The rise of the robot
Saya had been teaching for seven years. Her impressive but short CV included stints in a few rural areas, overseas and as a substitute teacher. Not bad for someone only seven years into the role.
The difference is Saya is a remote controlled robot who taught her first class of 10-year olds in 2009.
While we’ve all heard and read the stories of manual or labour-type jobs easily replaced by robots, increasingly the jobs we previously thought safe are no longer — teachers, bankers, data analysts and the like are all at risk.
But what do we really have to fear? Is it the threat to our job, or is it the constant need to change and transform ourselves and our skills?
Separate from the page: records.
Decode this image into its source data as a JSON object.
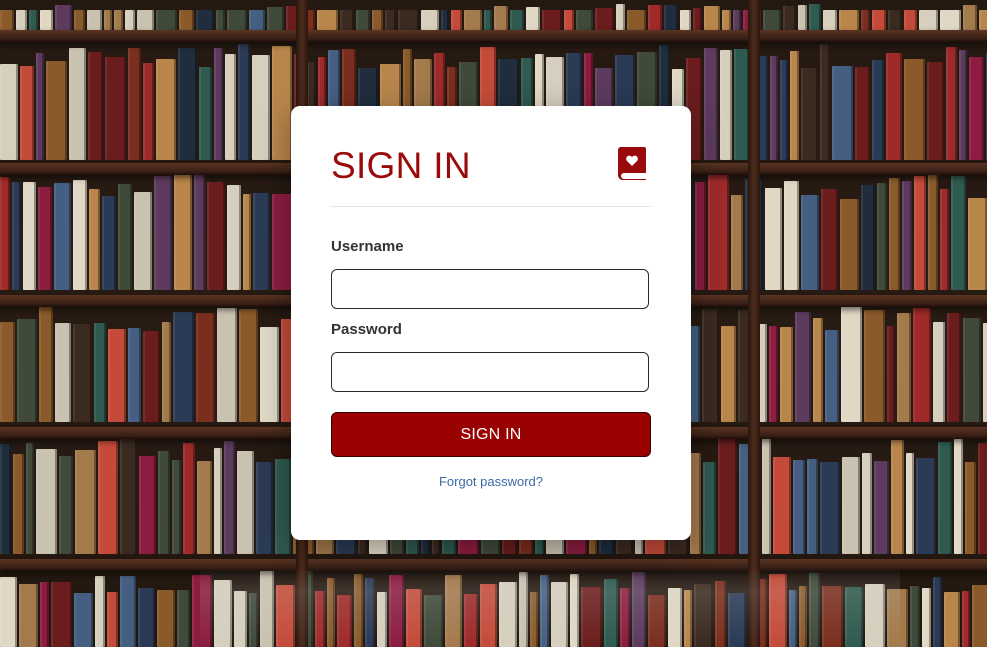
{
  "login": {
    "title": "SIGN IN",
    "username_label": "Username",
    "username_value": "",
    "password_label": "Password",
    "password_value": "",
    "submit_label": "SIGN IN",
    "forgot_link": "Forgot password?"
  },
  "icons": {
    "logo": "book-heart-icon"
  },
  "colors": {
    "accent": "#9b0a0a",
    "button": "#9a0101",
    "link": "#3e6aa8",
    "label": "#333333",
    "card": "#ffffff"
  }
}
History offers the benefit of hindsight and while many people lost their jobs during the industrial revolution, many more were created. Again, followed the advent of electricity, people lost their jobs but it spawned new sectors and related industries and more jobs. More recently we’ve experienced massive shifts in the workplace thanks to computers. Did people lose their jobs? Absolutely — but again think of the industries and jobs the computers and information technology created.
For centuries we have been unbelievably adaptable no matter the changes to our workplace. But is it different this time?
It’s different this time
When conservative companies like the Bank of America estimates that 90% of the following jobs could be replaced by robots or some form of artificial intelligence, maybe it is time to start worrying: sports umpires, tour guides, paralegals, bakers, butchers, retail sales, tax collectors, insurance sales people, pharmacy technicians, telemarketers, check-out cashiers, secretaries, receptionists, accountants, clerks and the list goes on.
When Fortune magazine reports US corporations slashing more than two million jobs a year and we see figures estimating there are over 800 million people unemployed globally, maybe it’s a sure sign that this time it really is different.
When Nobel Laureate economist Wasilly Leontief worries that the role of humans is going the way of the horse when tractors were introduced into agricultural production maybe it’s an ominous warning.
But hold on a minute — doesn’t all this talk mirror that over two centuries ago when our society was first mechanised? Darn right it does.
Whether Hawking, Musk, Leontief or countless other doomsday sayers are right, time, once again will be the judge. One thing is for sure, robots are and will continue to take our jobs.
After all who of us can assemble and cook 360 burgers an hour? Don’t bother applying by the way — the job is already taken by a robot built by Momentum Machines and it doesn’t need lunch breaks nor comfort breaks and it can work all night without falling asleep and still be fresh the next morning.
The question, much like the disruption of yesteryear, is how many new jobs, industries and sectors will be created by the current change? After all it wasn’t long ago that none of the following companies existed — Amazon, Google, Twitter, FaceBook, Uber, AirBnB and Canva to mention a few.
Disruption brings with it big opportunities
Technology is changing our world. Of that there is no doubt, but like we’ve done in the past we will adjust to our new environment; we will acquire new skills and many of us have already switched our thinking to not having one career but rather a constantly changing career supported by life-long learning and reinvention. Today more than ever the old adage of adapt or die is never more important.
The good news is with change there is always upside. It is during times of change that humans are their most creative, their most innovative. People will adapt, but it is governments and policy makers who need to be careful. They will need to be on their toes for no sector will be immune to the dramatic shifts we are experiencing. In turn they had better be sure that policy, legislation and regulation adapts quickly enough to support and empower the change and those impacted by it.
As always there will be winner and loser nations. Watch out those nations slow to adjust for the economic, social and political backlash could be intense. The scenarios are endless but ponder just one — the potential impact of driverless trucks and cars and the necessary changes in legislation to manage this. The impact of first mover nations in this regard will be massive. Notwithstanding the hundreds of lives saved and countless injuries prevented, the subsequent effect on costs, insurance, traffic flow, petrol consumption and the like would be immense.
In his book Digital vs Human, Richard Watson maintains that crucial to the introduction of driverless cars will be “the level of trust between people and machines.” He goes on to add: “No doubt many people will lose their jobs. That includes cabbies, truck drivers and even much maligned parking wardens.” This trust to which Watson refers will be critical not only to driverless cars.
But hey why worry about your job. Instead when you settle into your airplane seat on your next business trip, you may want to start worrying about a comment from a senior Boeing executive in Watson’s book who said: “A pilotless airliner is going to come. It’s just a question of when.”
As a techno-optimist I say bring it on.